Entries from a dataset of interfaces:
_ _ _ _ _

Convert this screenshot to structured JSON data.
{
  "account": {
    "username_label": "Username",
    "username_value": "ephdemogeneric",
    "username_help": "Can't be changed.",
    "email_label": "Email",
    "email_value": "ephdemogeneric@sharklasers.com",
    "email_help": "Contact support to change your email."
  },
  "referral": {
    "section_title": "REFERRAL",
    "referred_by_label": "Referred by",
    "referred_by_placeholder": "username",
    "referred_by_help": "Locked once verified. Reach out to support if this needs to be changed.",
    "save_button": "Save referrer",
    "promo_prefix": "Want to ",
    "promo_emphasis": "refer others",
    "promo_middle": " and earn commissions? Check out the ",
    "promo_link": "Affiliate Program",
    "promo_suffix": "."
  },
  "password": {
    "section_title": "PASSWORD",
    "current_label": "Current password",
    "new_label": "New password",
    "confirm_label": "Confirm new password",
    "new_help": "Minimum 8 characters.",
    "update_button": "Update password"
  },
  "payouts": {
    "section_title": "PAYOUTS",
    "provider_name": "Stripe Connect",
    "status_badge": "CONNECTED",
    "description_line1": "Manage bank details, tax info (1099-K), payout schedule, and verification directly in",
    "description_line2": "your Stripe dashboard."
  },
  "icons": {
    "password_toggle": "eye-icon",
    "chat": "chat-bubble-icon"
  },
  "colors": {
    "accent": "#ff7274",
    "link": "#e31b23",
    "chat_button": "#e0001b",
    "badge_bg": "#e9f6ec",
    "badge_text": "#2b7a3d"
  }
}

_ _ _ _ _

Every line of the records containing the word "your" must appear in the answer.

### RESULT OF THIS EXERCISE
    "email_help": "Contact support to change your email."
    "description_line2": "your Stripe dashboard."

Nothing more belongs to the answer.